65. Her Monument Was Kind Of A Mess
Although Thornycraft couldn’t complete the full-size model of the statue before he passed, there was a teeny little hitch—no money was available to cast it in bronze, and there was no place to erect it. In 1898, the money was raised to cast it, but it wasn’t until 1902 that it found a permanent site at Westminster Pier in London. Prince Albert originally commissioned the statue (maybe as a gift for Victoria?) and even lent his horses as models. Sadly, he passed before it was completed.
66. She’s Still Encouraging Butt-Kicking
At the onset of WW2, British Prime Minister Winston Churchill used Boudica as a rallying cry to Londoners. In one of his books, Churchill said, “it is the primary right of men to die and kill for the land they live in, and to punish with exceptional severity all members of their own race who have warmed their hands at the invader’s earth.” Yeah, sounds like a Boudica move.
67. Even Her Name Is A Secret
Would a Boudica by any other name kick butt so thoroughly? Maybe—if only because this girl has had a lot of names. From Voadicia to Bunduca, Boadicea to Boudicca, it seems like everyone wanted to re-spell her moniker. For what it’s worth, Kenneth Jackson, a professor of Celtic languages, thinks all these options are wrong.
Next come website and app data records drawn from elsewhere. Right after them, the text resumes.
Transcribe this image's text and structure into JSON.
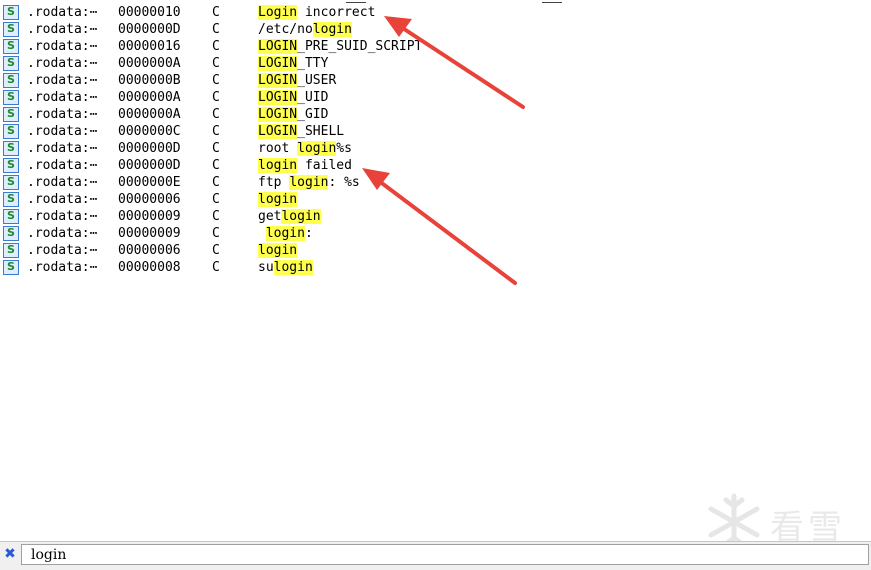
{
  "rows": [
    {
      "segment": ".rodata:⋯",
      "length": "00000010",
      "type": "C",
      "parts": [
        [
          "Login",
          true
        ],
        [
          " incorrect",
          false
        ]
      ]
    },
    {
      "segment": ".rodata:⋯",
      "length": "0000000D",
      "type": "C",
      "parts": [
        [
          "/etc/no",
          false
        ],
        [
          "login",
          true
        ]
      ]
    },
    {
      "segment": ".rodata:⋯",
      "length": "00000016",
      "type": "C",
      "parts": [
        [
          "LOGIN",
          true
        ],
        [
          "_PRE_SUID_SCRIPT",
          false
        ]
      ]
    },
    {
      "segment": ".rodata:⋯",
      "length": "0000000A",
      "type": "C",
      "parts": [
        [
          "LOGIN",
          true
        ],
        [
          "_TTY",
          false
        ]
      ]
    },
    {
      "segment": ".rodata:⋯",
      "length": "0000000B",
      "type": "C",
      "parts": [
        [
          "LOGIN",
          true
        ],
        [
          "_USER",
          false
        ]
      ]
    },
    {
      "segment": ".rodata:⋯",
      "length": "0000000A",
      "type": "C",
      "parts": [
        [
          "LOGIN",
          true
        ],
        [
          "_UID",
          false
        ]
      ]
    },
    {
      "segment": ".rodata:⋯",
      "length": "0000000A",
      "type": "C",
      "parts": [
        [
          "LOGIN",
          true
        ],
        [
          "_GID",
          false
        ]
      ]
    },
    {
      "segment": ".rodata:⋯",
      "length": "0000000C",
      "type": "C",
      "parts": [
        [
          "LOGIN",
          true
        ],
        [
          "_SHELL",
          false
        ]
      ]
    },
    {
      "segment": ".rodata:⋯",
      "length": "0000000D",
      "type": "C",
      "parts": [
        [
          "root ",
          false
        ],
        [
          "login",
          true
        ],
        [
          "%s",
          false
        ]
      ]
    },
    {
      "segment": ".rodata:⋯",
      "length": "0000000D",
      "type": "C",
      "parts": [
        [
          "login",
          true
        ],
        [
          " failed",
          false
        ]
      ]
    },
    {
      "segment": ".rodata:⋯",
      "length": "0000000E",
      "type": "C",
      "parts": [
        [
          "ftp ",
          false
        ],
        [
          "login",
          true
        ],
        [
          ": %s",
          false
        ]
      ]
    },
    {
      "segment": ".rodata:⋯",
      "length": "00000006",
      "type": "C",
      "parts": [
        [
          "login",
          true
        ]
      ]
    },
    {
      "segment": ".rodata:⋯",
      "length": "00000009",
      "type": "C",
      "parts": [
        [
          "get",
          false
        ],
        [
          "login",
          true
        ]
      ]
    },
    {
      "segment": ".rodata:⋯",
      "length": "00000009",
      "type": "C",
      "parts": [
        [
          " ",
          false
        ],
        [
          "login",
          true
        ],
        [
          ":",
          false
        ]
      ]
    },
    {
      "segment": ".rodata:⋯",
      "length": "00000006",
      "type": "C",
      "parts": [
        [
          "login",
          true
        ]
      ]
    },
    {
      "segment": ".rodata:⋯",
      "length": "00000008",
      "type": "C",
      "parts": [
        [
          "su",
          false
        ],
        [
          "login",
          true
        ]
      ]
    }
  ],
  "search": {
    "value": "login"
  },
  "watermark": {
    "text": "看雪"
  },
  "colors": {
    "highlight": "#ffff4d",
    "arrow": "#e8433a"
  },
  "icons": {
    "row": "string-s-icon",
    "close": "close-x-icon"
  }
}
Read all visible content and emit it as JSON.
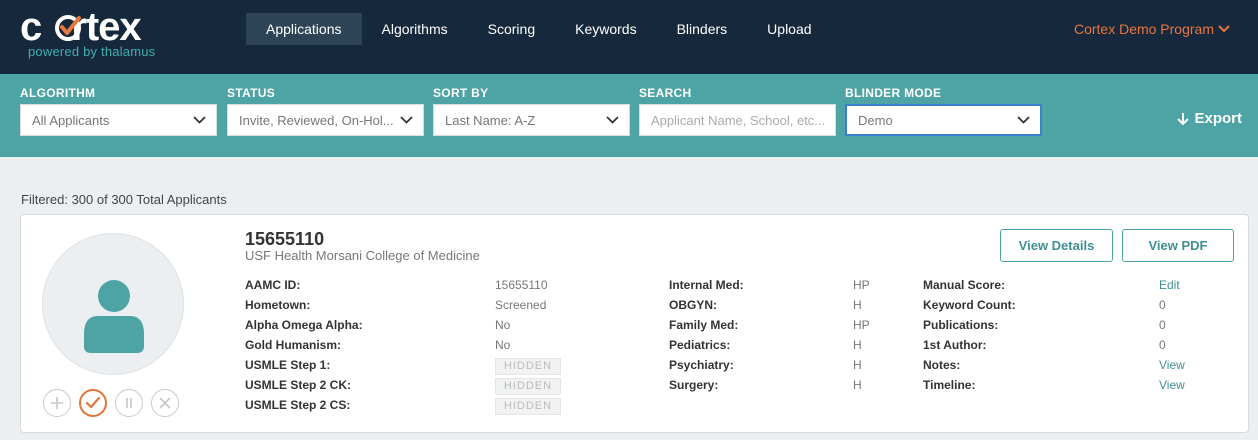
{
  "brand": {
    "logo_text": "cortex",
    "tagline": "powered by thalamus"
  },
  "nav": {
    "items": [
      {
        "label": "Applications",
        "active": true
      },
      {
        "label": "Algorithms"
      },
      {
        "label": "Scoring"
      },
      {
        "label": "Keywords"
      },
      {
        "label": "Blinders"
      },
      {
        "label": "Upload"
      }
    ],
    "program": "Cortex Demo Program"
  },
  "filters": {
    "algorithm": {
      "label": "ALGORITHM",
      "value": "All Applicants"
    },
    "status": {
      "label": "STATUS",
      "value": "Invite, Reviewed, On-Hol..."
    },
    "sort_by": {
      "label": "SORT BY",
      "value": "Last Name: A-Z"
    },
    "search": {
      "label": "SEARCH",
      "value": "",
      "placeholder": "Applicant Name, School, etc..."
    },
    "blinder_mode": {
      "label": "BLINDER MODE",
      "value": "Demo"
    },
    "export_label": "Export"
  },
  "summary": "Filtered: 300 of 300 Total Applicants",
  "applicant": {
    "id": "15655110",
    "school": "USF Health Morsani College of Medicine",
    "view_details": "View Details",
    "view_pdf": "View PDF",
    "col1": [
      {
        "label": "AAMC ID:",
        "value": "15655110"
      },
      {
        "label": "Hometown:",
        "value": "Screened"
      },
      {
        "label": "Alpha Omega Alpha:",
        "value": "No"
      },
      {
        "label": "Gold Humanism:",
        "value": "No"
      },
      {
        "label": "USMLE Step 1:",
        "value": "HIDDEN"
      },
      {
        "label": "USMLE Step 2 CK:",
        "value": "HIDDEN"
      },
      {
        "label": "USMLE Step 2 CS:",
        "value": "HIDDEN"
      }
    ],
    "col2": [
      {
        "label": "Internal Med:",
        "value": "HP"
      },
      {
        "label": "OBGYN:",
        "value": "H"
      },
      {
        "label": "Family Med:",
        "value": "HP"
      },
      {
        "label": "Pediatrics:",
        "value": "H"
      },
      {
        "label": "Psychiatry:",
        "value": "H"
      },
      {
        "label": "Surgery:",
        "value": "H"
      }
    ],
    "col3": [
      {
        "label": "Manual Score:",
        "value": "Edit"
      },
      {
        "label": "Keyword Count:",
        "value": "0"
      },
      {
        "label": "Publications:",
        "value": "0"
      },
      {
        "label": "1st Author:",
        "value": "0"
      },
      {
        "label": "Notes:",
        "value": "View"
      },
      {
        "label": "Timeline:",
        "value": "View"
      }
    ]
  },
  "colors": {
    "nav_bg": "#16283b",
    "filter_bg": "#4ea3a4",
    "accent_orange": "#e8773f",
    "teal_link": "#3f8f92"
  }
}
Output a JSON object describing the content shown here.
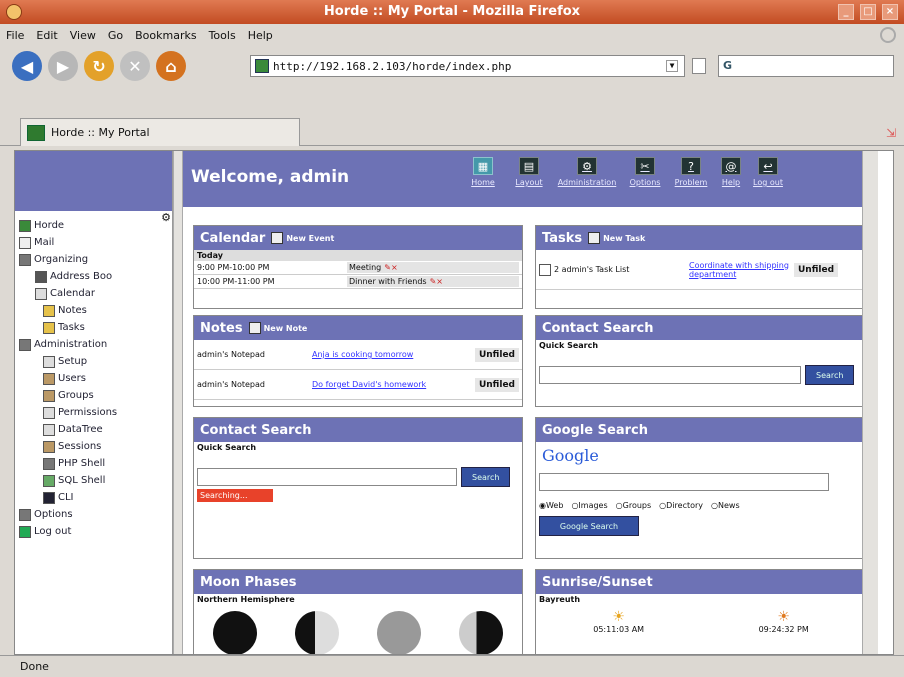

According to him, the right spelling is Boudica (we followed his lead).
68. She Is Legendary
Since the Celts didn’t have written records, much of what’s known about Boudica’s rebellion comes from Roman historians Tacitus and Cassius Dio. Tacitus got his information from his father-in-law, who served in Britain during that time. Dio, on the other hand, lived about 100 years after Boudica’s rebellion, so he would’ve had even less direct knowledge of her than Tacitus. The two biographies differ in a number of aspects, but they agreed on one thing: Boudica was a cunning and powerful woman.
69. She’s Still Relevant Today
If you just need more Boudica in your life, you’re in luck: There are a bunch of TV shows and movies either about her or inspired by her. Check out 2003’s Boudica, 2006’s Warrior Queen Boudica, and 2019’s Boudica: Rise of the Warrior Queen. And whenever you see a feisty British redhead in a period drama—think Ygritte in Game of Thrones—you can bet that someone drew on the legend of Boudica.
70. Her Fury Made Its Mark
For centuries, people searched for the truth behind Boudica’s legend—until a jaw-dropping discovery changed everything. When archaeologists unearthed the ground under Colchester, they found a layer of burnt, blood red clay. Finally, historians had proof that Boudica had actually burned the city to the ground. The discovery is now known by a fittingly kick-butt name: “Boudica’s Destruction Horizon.”
Sources: 1, 2, 3, 4, 5, 6, 7, 8, 9, 10, 11, 12, 13, 14, 15, 16, 17, 18, 19, 20, 21, 22, 23, 24, 25, 26, 27